Generally, a website like an e-commerce website, and usually also news websites, blogs and anything else with highly structured pages (such as Stack Overflow itself -- though don't try looking for it), will publish an XML sitemap file.
An XML sitemap is basically just a big XML file with a bunch of links to all of the pages in the site. It usually also includes the relative "importance" of each page within the site (so a product page is more important than a category listing, for example) which helps the search engine to decide what to prefer to display in a result page.
Because the sitemap.xml file may be really big (several megabytes for a large site), Google and other search engines also accept more specialized sitemap files. For example, a "News Sitemap" will contains links to all news stories published by a news website in the last 48 hours. Google will "ping" that file much more frequently (even up to once every couple of minutes) to check whether new stories have been published -- this is how they keep http://google.com/news up-to-date.
Note that the sitemap file only contains links to pages within the site. It's not a dump of the database or anything like that. This is because search engines are specifically interested in indexing a site the same way that human would read it. That's why they put so much emphasis on penalizing you from "tricking" it into indexing something a human would never actually see (hidden text and whatnot).
In response to your question, for the "internal" search functionality, yes most of these will be implemented using a direct search of the database, rather than the typical "public" search engine technique of crawl/index/query.
To make the searching faster, typically something like Lucene is used (some databases provide in-built full-text search functionality as well, but Lucene is more full-featured than any in-built full-text search I've seen). Basically, what comes out of a Lucene search will be the identifier of the products/blog post/news item your query matched, and then you'll fetch those results from the database to display however you like.

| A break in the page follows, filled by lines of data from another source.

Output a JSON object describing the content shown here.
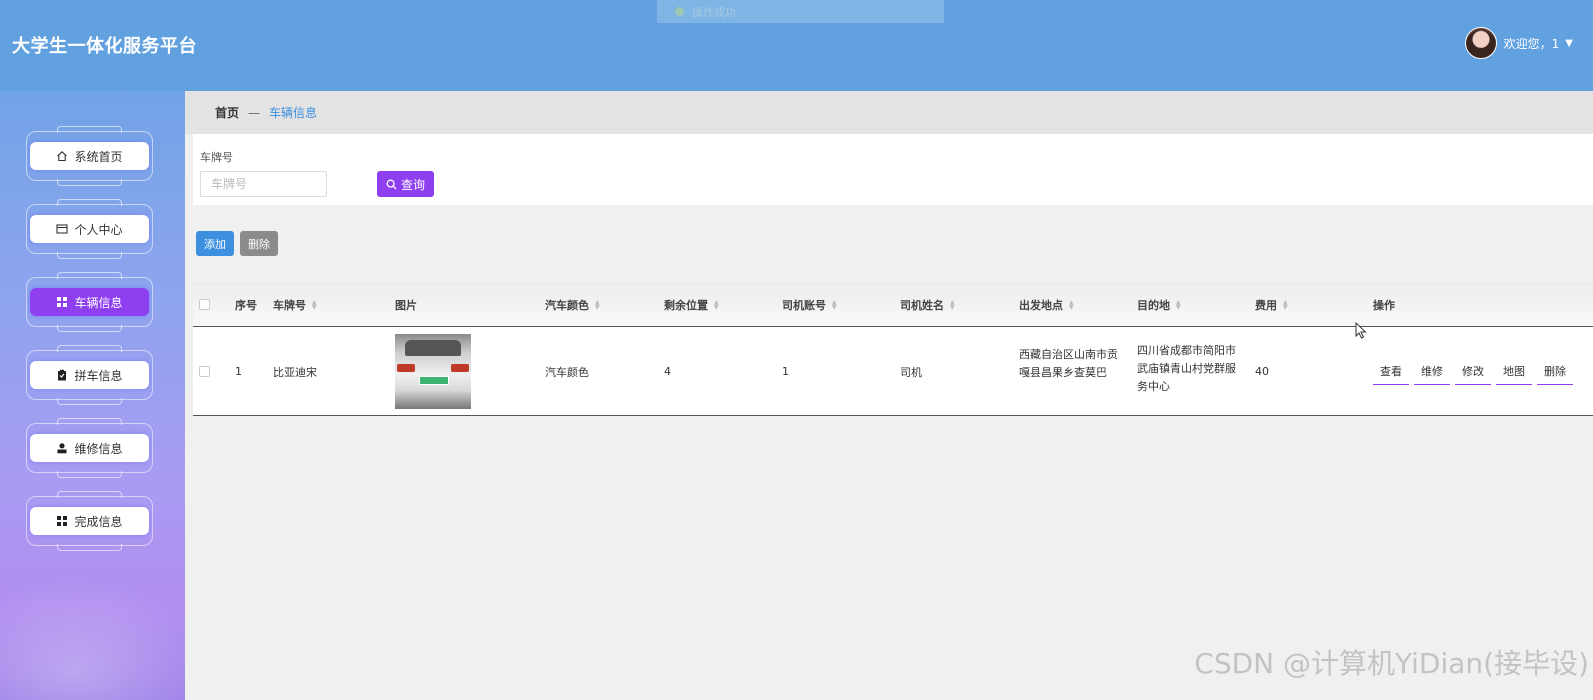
{
  "header": {
    "title": "大学生一体化服务平台",
    "welcome": "欢迎您，1",
    "toast": "操作成功"
  },
  "sidebar": {
    "items": [
      {
        "label": "系统首页",
        "icon": "home-icon",
        "active": false
      },
      {
        "label": "个人中心",
        "icon": "id-card-icon",
        "active": false
      },
      {
        "label": "车辆信息",
        "icon": "grid-icon",
        "active": true
      },
      {
        "label": "拼车信息",
        "icon": "clipboard-icon",
        "active": false
      },
      {
        "label": "维修信息",
        "icon": "user-icon",
        "active": false
      },
      {
        "label": "完成信息",
        "icon": "grid-icon",
        "active": false
      }
    ]
  },
  "breadcrumb": {
    "home": "首页",
    "separator": "—",
    "current": "车辆信息"
  },
  "search": {
    "label": "车牌号",
    "placeholder": "车牌号",
    "button": "查询"
  },
  "actions": {
    "add": "添加",
    "delete": "删除"
  },
  "table": {
    "columns": [
      "序号",
      "车牌号",
      "图片",
      "汽车颜色",
      "剩余位置",
      "司机账号",
      "司机姓名",
      "出发地点",
      "目的地",
      "费用",
      "操作"
    ],
    "rows": [
      {
        "index": "1",
        "plate": "比亚迪宋",
        "color": "汽车颜色",
        "seats": "4",
        "driver_account": "1",
        "driver_name": "司机",
        "origin": "西藏自治区山南市贡嘎县昌果乡查莫巴",
        "destination": "四川省成都市简阳市武庙镇青山村党群服务中心",
        "fee": "40",
        "ops": [
          "查看",
          "维修",
          "修改",
          "地图",
          "删除"
        ]
      }
    ]
  },
  "watermark": "CSDN @计算机YiDian(接毕设)",
  "colors": {
    "header": "#62a1e0",
    "accent": "#8e3ff0",
    "primary_button": "#3d8fe0",
    "breadcrumb_active": "#3b8fe0"
  }
}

However, that can be fairly complex to set up. Many sites will just use something like a Google Custom Search, which basically just does a regular Google search with "site:example.com" pre-pended to the query string. It usually returns worse results than Lucene, but it's pretty trivial to set up.